~ Brooke shared that we are going to start a "Chair Ministry" in which people will sign up to come early to set up the chairs and move the chairs.
~ Also, there will be a gin up sheet to bring
~ Feb 5 & 6 there will be a free concert with workshop. Contact Brooke for details
~ Other ministry opportunities are listed in the bulletin
Darlene ushered us into worship with a tender musical arrangement. Then we sang songs from the blue song book followed by the taking of the offering. The youth helped with leading the singing and the offering.
After leading us in a time of prayer, Brad began his message.
We Need Each Other
Brad began by sharing a small note that was placed on his desk, "Blessed Beyond All Measure."
When we think of being blessed, we often picture it as having everything we need. Blessed for many is having all the money they need so they can be self-sufficient. It's the American way, to be independent, free of having to rely on others.
Without even doing it intentionally, we push people away so we can be isolated in the midst of others, totally independent. We go to the gym, put on our earbuds and create our own surround-sound.
What a lot of Americans are doing is experiencing a sense of blessedness that is superficial, blessed with external blessings -- cars, homes, things. But God has a different idea of blessedness.
In the opening section of Genesis, the Bible states "It is not good for man to be alone." This became the basis of a key point the pastor would make in today's sermon.
Brad cited Ephesians 2. "You are citizens ...members of the household of God... one body." We are knit together. We are not independent but part of a larger whole, a spiritual family. And God created us with this need to be a part of others' live --as opposed to apart from others -- which means if we're independent, we're out of touch with God's intention for us.

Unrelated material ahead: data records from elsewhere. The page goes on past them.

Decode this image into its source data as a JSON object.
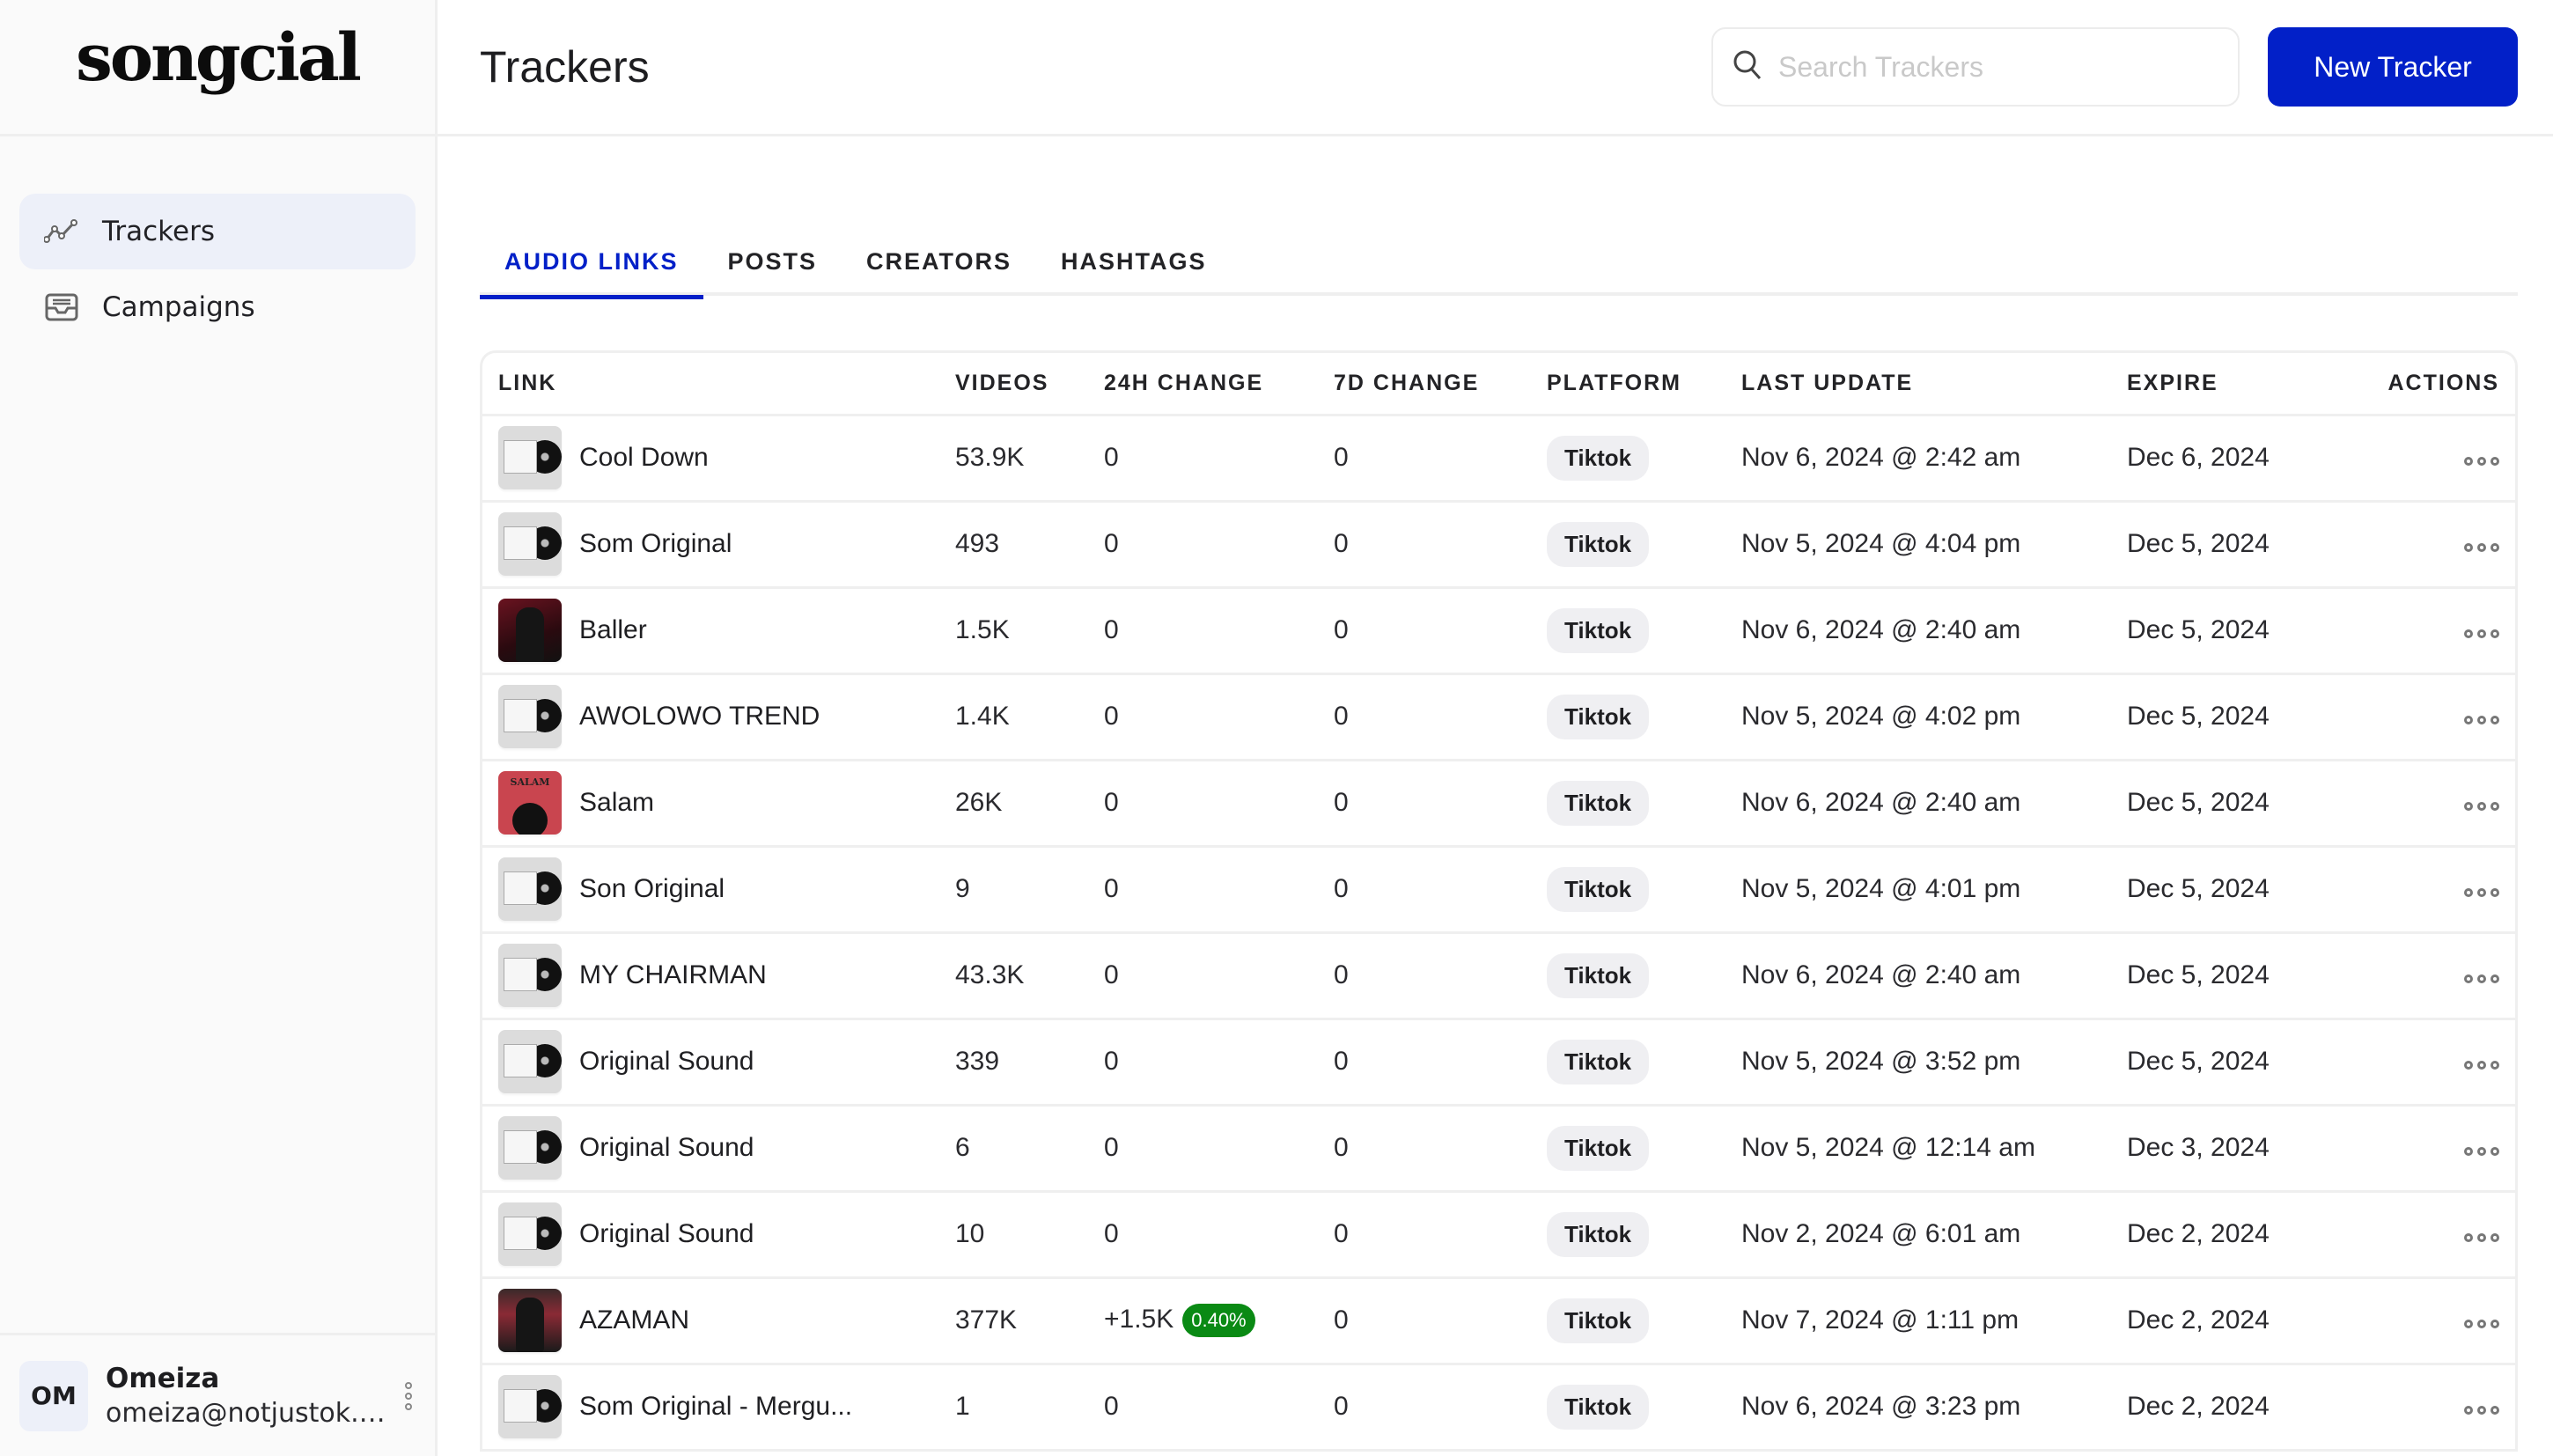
{
  "app": {
    "logo": "songcial"
  },
  "sidebar": {
    "items": [
      {
        "label": "Trackers",
        "icon": "trend-line-icon",
        "active": true
      },
      {
        "label": "Campaigns",
        "icon": "inbox-tray-icon",
        "active": false
      }
    ],
    "user": {
      "initials": "OM",
      "name": "Omeiza",
      "email": "omeiza@notjustok.c..."
    }
  },
  "header": {
    "title": "Trackers",
    "search_placeholder": "Search Trackers",
    "new_button": "New Tracker"
  },
  "tabs": [
    {
      "label": "AUDIO LINKS",
      "active": true
    },
    {
      "label": "POSTS",
      "active": false
    },
    {
      "label": "CREATORS",
      "active": false
    },
    {
      "label": "HASHTAGS",
      "active": false
    }
  ],
  "table": {
    "columns": [
      "LINK",
      "VIDEOS",
      "24H CHANGE",
      "7D CHANGE",
      "PLATFORM",
      "LAST UPDATE",
      "EXPIRE",
      "ACTIONS"
    ],
    "rows": [
      {
        "name": "Cool Down",
        "thumb": "vinyl",
        "videos": "53.9K",
        "change24h": "0",
        "change24h_pct": null,
        "change7d": "0",
        "platform": "Tiktok",
        "last_update": "Nov 6, 2024 @ 2:42 am",
        "expire": "Dec 6, 2024"
      },
      {
        "name": "Som Original",
        "thumb": "vinyl",
        "videos": "493",
        "change24h": "0",
        "change24h_pct": null,
        "change7d": "0",
        "platform": "Tiktok",
        "last_update": "Nov 5, 2024 @ 4:04 pm",
        "expire": "Dec 5, 2024"
      },
      {
        "name": "Baller",
        "thumb": "baller",
        "videos": "1.5K",
        "change24h": "0",
        "change24h_pct": null,
        "change7d": "0",
        "platform": "Tiktok",
        "last_update": "Nov 6, 2024 @ 2:40 am",
        "expire": "Dec 5, 2024"
      },
      {
        "name": "AWOLOWO TREND",
        "thumb": "vinyl",
        "videos": "1.4K",
        "change24h": "0",
        "change24h_pct": null,
        "change7d": "0",
        "platform": "Tiktok",
        "last_update": "Nov 5, 2024 @ 4:02 pm",
        "expire": "Dec 5, 2024"
      },
      {
        "name": "Salam",
        "thumb": "salam",
        "videos": "26K",
        "change24h": "0",
        "change24h_pct": null,
        "change7d": "0",
        "platform": "Tiktok",
        "last_update": "Nov 6, 2024 @ 2:40 am",
        "expire": "Dec 5, 2024"
      },
      {
        "name": "Son Original",
        "thumb": "vinyl",
        "videos": "9",
        "change24h": "0",
        "change24h_pct": null,
        "change7d": "0",
        "platform": "Tiktok",
        "last_update": "Nov 5, 2024 @ 4:01 pm",
        "expire": "Dec 5, 2024"
      },
      {
        "name": "MY CHAIRMAN",
        "thumb": "vinyl",
        "videos": "43.3K",
        "change24h": "0",
        "change24h_pct": null,
        "change7d": "0",
        "platform": "Tiktok",
        "last_update": "Nov 6, 2024 @ 2:40 am",
        "expire": "Dec 5, 2024"
      },
      {
        "name": "Original Sound",
        "thumb": "vinyl",
        "videos": "339",
        "change24h": "0",
        "change24h_pct": null,
        "change7d": "0",
        "platform": "Tiktok",
        "last_update": "Nov 5, 2024 @ 3:52 pm",
        "expire": "Dec 5, 2024"
      },
      {
        "name": "Original Sound",
        "thumb": "vinyl",
        "videos": "6",
        "change24h": "0",
        "change24h_pct": null,
        "change7d": "0",
        "platform": "Tiktok",
        "last_update": "Nov 5, 2024 @ 12:14 am",
        "expire": "Dec 3, 2024"
      },
      {
        "name": "Original Sound",
        "thumb": "vinyl",
        "videos": "10",
        "change24h": "0",
        "change24h_pct": null,
        "change7d": "0",
        "platform": "Tiktok",
        "last_update": "Nov 2, 2024 @ 6:01 am",
        "expire": "Dec 2, 2024"
      },
      {
        "name": "AZAMAN",
        "thumb": "azaman",
        "videos": "377K",
        "change24h": "+1.5K",
        "change24h_pct": "0.40%",
        "change7d": "0",
        "platform": "Tiktok",
        "last_update": "Nov 7, 2024 @ 1:11 pm",
        "expire": "Dec 2, 2024"
      },
      {
        "name": "Som Original - Mergu...",
        "thumb": "vinyl",
        "videos": "1",
        "change24h": "0",
        "change24h_pct": null,
        "change7d": "0",
        "platform": "Tiktok",
        "last_update": "Nov 6, 2024 @ 3:23 pm",
        "expire": "Dec 2, 2024"
      }
    ]
  },
  "colors": {
    "accent": "#0220c8",
    "positive": "#0a8a14",
    "active_nav_bg": "#edf0f9"
  }
}
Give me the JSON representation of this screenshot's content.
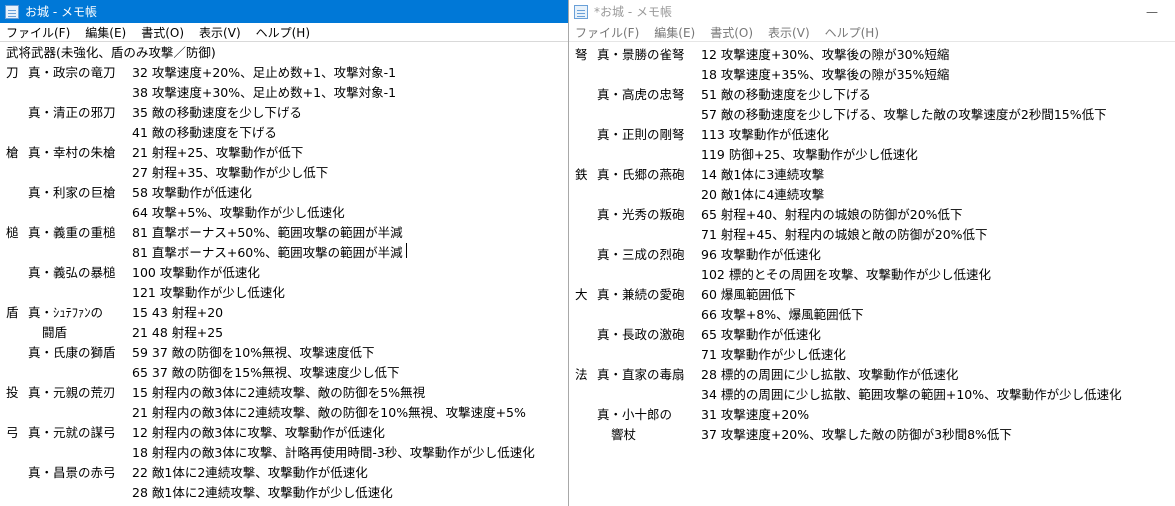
{
  "left": {
    "title": "お城 - メモ帳",
    "menu": [
      "ファイル(F)",
      "編集(E)",
      "書式(O)",
      "表示(V)",
      "ヘルプ(H)"
    ],
    "header": "武将武器(未強化、盾のみ攻撃／防御)",
    "rows": [
      {
        "k": "刀",
        "n": "真・政宗の竜刀",
        "t": "32 攻撃速度+20%、足止め数+1、攻撃対象-1"
      },
      {
        "k": "",
        "n": "",
        "t": "38 攻撃速度+30%、足止め数+1、攻撃対象-1"
      },
      {
        "k": "",
        "n": "真・清正の邪刀",
        "t": "35 敵の移動速度を少し下げる"
      },
      {
        "k": "",
        "n": "",
        "t": "41 敵の移動速度を下げる"
      },
      {
        "k": "槍",
        "n": "真・幸村の朱槍",
        "t": "21 射程+25、攻撃動作が低下"
      },
      {
        "k": "",
        "n": "",
        "t": "27 射程+35、攻撃動作が少し低下"
      },
      {
        "k": "",
        "n": "真・利家の巨槍",
        "t": "58 攻撃動作が低速化"
      },
      {
        "k": "",
        "n": "",
        "t": "64 攻撃+5%、攻撃動作が少し低速化"
      },
      {
        "k": "槌",
        "n": "真・義重の重槌",
        "t": "81 直撃ボーナス+50%、範囲攻撃の範囲が半減"
      },
      {
        "k": "",
        "n": "",
        "t": "81 直撃ボーナス+60%、範囲攻撃の範囲が半減",
        "caret": true
      },
      {
        "k": "",
        "n": "真・義弘の暴槌",
        "t": "100 攻撃動作が低速化"
      },
      {
        "k": "",
        "n": "",
        "t": "121 攻撃動作が少し低速化"
      },
      {
        "k": "盾",
        "n": "真・ｼｭﾃﾌｧﾝの",
        "t": "15 43 射程+20"
      },
      {
        "k": "",
        "n": "闘盾",
        "indent": true,
        "t": "21 48 射程+25"
      },
      {
        "k": "",
        "n": "真・氏康の獅盾",
        "t": "59 37 敵の防御を10%無視、攻撃速度低下"
      },
      {
        "k": "",
        "n": "",
        "t": "65 37 敵の防御を15%無視、攻撃速度少し低下"
      },
      {
        "k": "投",
        "n": "真・元親の荒刃",
        "t": "15 射程内の敵3体に2連続攻撃、敵の防御を5%無視"
      },
      {
        "k": "",
        "n": "",
        "t": "21 射程内の敵3体に2連続攻撃、敵の防御を10%無視、攻撃速度+5%"
      },
      {
        "k": "弓",
        "n": "真・元就の謀弓",
        "t": "12 射程内の敵3体に攻撃、攻撃動作が低速化"
      },
      {
        "k": "",
        "n": "",
        "t": "18 射程内の敵3体に攻撃、計略再使用時間-3秒、攻撃動作が少し低速化"
      },
      {
        "k": "",
        "n": "真・昌景の赤弓",
        "t": "22 敵1体に2連続攻撃、攻撃動作が低速化"
      },
      {
        "k": "",
        "n": "",
        "t": "28 敵1体に2連続攻撃、攻撃動作が少し低速化"
      }
    ]
  },
  "right": {
    "title": "*お城 - メモ帳",
    "menu": [
      "ファイル(F)",
      "編集(E)",
      "書式(O)",
      "表示(V)",
      "ヘルプ(H)"
    ],
    "rows": [
      {
        "k": "弩",
        "n": "真・景勝の雀弩",
        "t": "12 攻撃速度+30%、攻撃後の隙が30%短縮"
      },
      {
        "k": "",
        "n": "",
        "t": "18 攻撃速度+35%、攻撃後の隙が35%短縮"
      },
      {
        "k": "",
        "n": "真・高虎の忠弩",
        "t": "51 敵の移動速度を少し下げる"
      },
      {
        "k": "",
        "n": "",
        "t": "57 敵の移動速度を少し下げる、攻撃した敵の攻撃速度が2秒間15%低下"
      },
      {
        "k": "",
        "n": "真・正則の剛弩",
        "t": "113 攻撃動作が低速化"
      },
      {
        "k": "",
        "n": "",
        "t": "119 防御+25、攻撃動作が少し低速化"
      },
      {
        "k": "鉄",
        "n": "真・氏郷の燕砲",
        "t": "14 敵1体に3連続攻撃"
      },
      {
        "k": "",
        "n": "",
        "t": "20 敵1体に4連続攻撃"
      },
      {
        "k": "",
        "n": "真・光秀の叛砲",
        "t": "65 射程+40、射程内の城娘の防御が20%低下"
      },
      {
        "k": "",
        "n": "",
        "t": "71 射程+45、射程内の城娘と敵の防御が20%低下"
      },
      {
        "k": "",
        "n": "真・三成の烈砲",
        "t": "96 攻撃動作が低速化"
      },
      {
        "k": "",
        "n": "",
        "t": "102 標的とその周囲を攻撃、攻撃動作が少し低速化"
      },
      {
        "k": "大",
        "n": "真・兼続の愛砲",
        "t": "60 爆風範囲低下"
      },
      {
        "k": "",
        "n": "",
        "t": "66 攻撃+8%、爆風範囲低下"
      },
      {
        "k": "",
        "n": "真・長政の激砲",
        "t": "65 攻撃動作が低速化"
      },
      {
        "k": "",
        "n": "",
        "t": "71 攻撃動作が少し低速化"
      },
      {
        "k": "法",
        "n": "真・直家の毒扇",
        "t": "28 標的の周囲に少し拡散、攻撃動作が低速化"
      },
      {
        "k": "",
        "n": "",
        "t": "34 標的の周囲に少し拡散、範囲攻撃の範囲+10%、攻撃動作が少し低速化"
      },
      {
        "k": "",
        "n": "真・小十郎の",
        "t": "31 攻撃速度+20%"
      },
      {
        "k": "",
        "n": "響杖",
        "indent": true,
        "t": "37 攻撃速度+20%、攻撃した敵の防御が3秒間8%低下"
      }
    ]
  },
  "colors": {
    "active_titlebar": "#0078d7",
    "inactive_title_text": "#9a9a9a"
  }
}
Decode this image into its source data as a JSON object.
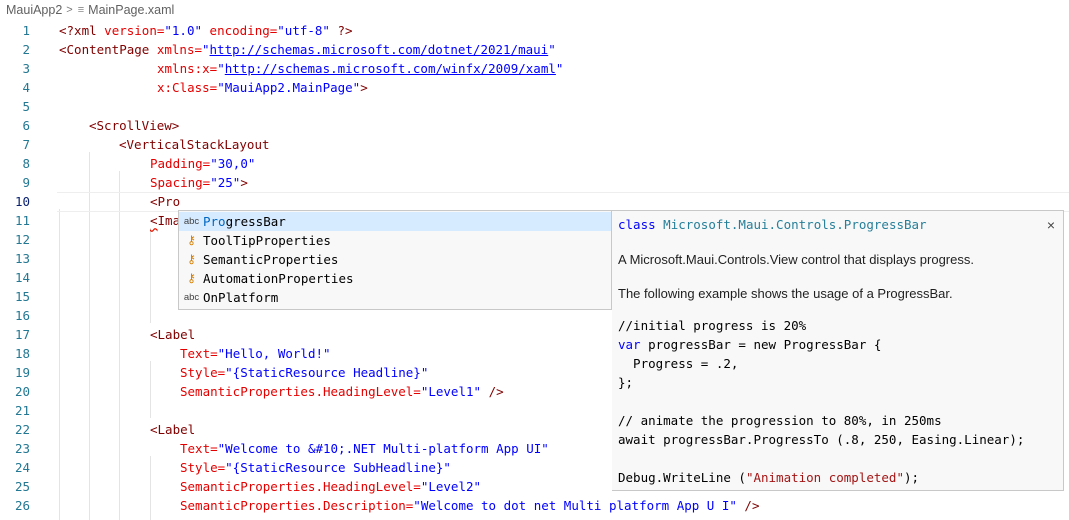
{
  "breadcrumb": {
    "project": "MauiApp2",
    "file": "MainPage.xaml"
  },
  "current_line": 10,
  "lines": [
    {
      "n": "1"
    },
    {
      "n": "2"
    },
    {
      "n": "3"
    },
    {
      "n": "4"
    },
    {
      "n": "5"
    },
    {
      "n": "6"
    },
    {
      "n": "7"
    },
    {
      "n": "8"
    },
    {
      "n": "9"
    },
    {
      "n": "10"
    },
    {
      "n": "11"
    },
    {
      "n": "12"
    },
    {
      "n": "13"
    },
    {
      "n": "14"
    },
    {
      "n": "15"
    },
    {
      "n": "16"
    },
    {
      "n": "17"
    },
    {
      "n": "18"
    },
    {
      "n": "19"
    },
    {
      "n": "20"
    },
    {
      "n": "21"
    },
    {
      "n": "22"
    },
    {
      "n": "23"
    },
    {
      "n": "24"
    },
    {
      "n": "25"
    },
    {
      "n": "26"
    }
  ],
  "code": {
    "l1": [
      "<?xml",
      " version=",
      "\"1.0\"",
      " encoding=",
      "\"utf-8\"",
      " ?>"
    ],
    "l2": [
      "<ContentPage",
      " xmlns=",
      "\"",
      "http://schemas.microsoft.com/dotnet/2021/maui",
      "\""
    ],
    "l3": [
      "xmlns:x=",
      "\"",
      "http://schemas.microsoft.com/winfx/2009/xaml",
      "\""
    ],
    "l4": [
      "x:Class=",
      "\"MauiApp2.MainPage\"",
      ">"
    ],
    "l6": [
      "<ScrollView>"
    ],
    "l7": [
      "<VerticalStackLayout"
    ],
    "l8": [
      "Padding=",
      "\"30,0\""
    ],
    "l9": [
      "Spacing=",
      "\"25\"",
      ">"
    ],
    "l10": [
      "<",
      "Pro"
    ],
    "l11": [
      "<",
      "Ima"
    ],
    "l17": [
      "<Label"
    ],
    "l18": [
      "Text=",
      "\"Hello, World!\""
    ],
    "l19": [
      "Style=",
      "\"{StaticResource Headline}\""
    ],
    "l20": [
      "SemanticProperties.HeadingLevel=",
      "\"Level1\"",
      " />"
    ],
    "l22": [
      "<Label"
    ],
    "l23": [
      "Text=",
      "\"Welcome to &#10;.NET Multi-platform App UI\""
    ],
    "l24": [
      "Style=",
      "\"{StaticResource SubHeadline}\""
    ],
    "l25": [
      "SemanticProperties.HeadingLevel=",
      "\"Level2\""
    ],
    "l26": [
      "SemanticProperties.Description=",
      "\"Welcome to dot net Multi platform App U I\"",
      " />"
    ]
  },
  "suggestions": [
    {
      "icon": "abc",
      "icon_name": "text-snippet-icon",
      "match": "Pro",
      "rest": "gressBar",
      "selected": true
    },
    {
      "icon": "⚷",
      "icon_name": "property-icon",
      "label": "ToolTipProperties"
    },
    {
      "icon": "⚷",
      "icon_name": "property-icon",
      "label": "SemanticProperties"
    },
    {
      "icon": "⚷",
      "icon_name": "property-icon",
      "label": "AutomationProperties"
    },
    {
      "icon": "abc",
      "icon_name": "text-snippet-icon",
      "label": "OnPlatform"
    }
  ],
  "details": {
    "sig_kw": "class",
    "sig_ns": "Microsoft",
    "sig_rest": ".Maui.Controls.ProgressBar",
    "close": "×",
    "desc1": "A Microsoft.Maui.Controls.View control that displays progress.",
    "desc2": "The following example shows the usage of a ProgressBar.",
    "code": {
      "c1": "//initial progress is 20%",
      "c2a": "var",
      "c2b": " progressBar = new ProgressBar {",
      "c3": "  Progress = .2,",
      "c4": "};",
      "c6": "// animate the progression to 80%, in 250ms",
      "c7": "await progressBar.ProgressTo (.8, 250, Easing.Linear);",
      "c9a": "Debug.WriteLine (",
      "c9b": "\"Animation completed\"",
      "c9c": ");"
    }
  }
}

He compared the difference between how we relate to strangers and to family. When a stranger comes over, we would be surprised if they went straight to the fridge and began helping themselves. But when family comes home for the holidays, there is no need for them to ask permission to make a sandwich out of whatever they find in the pantry and refrigerator.
Being "family" means, "My home is your home." It's a willingness to share our space, and our hearts.
When we have that kind of love for each other, non-believers looking in from the outside wonder how we can treat one another so. It's all about being a community of people doing life together.
Romans 15:7 shows one way to praise God that we haven't thought about. "Accept one another, just as Christ accepted you, in praise to God."
It's a place where we are just who we are, as we are. Becoming a family takes time. It takes commitment. And it takes Christ.
If you say, "I don't have time for that," what you're saying is you don't have time for people.
It's challenging, but it's where life really happens. Every one of us needs a spiritual family. Because we all have needs, and those needs are met through the family of God, our spiritual family. We have a need for relationships braided together by the Spirit of Christ.
Christianity is about the shared relationship of spiritual life. Throughout Scripture we see this sharing of faith. "Wherever two or three are gathered together, there I am in the midst of them."
Too many of our lives are lived alone. We drive to work alone. We study the Bible alone. We cry alone. Jesus calls us to something more.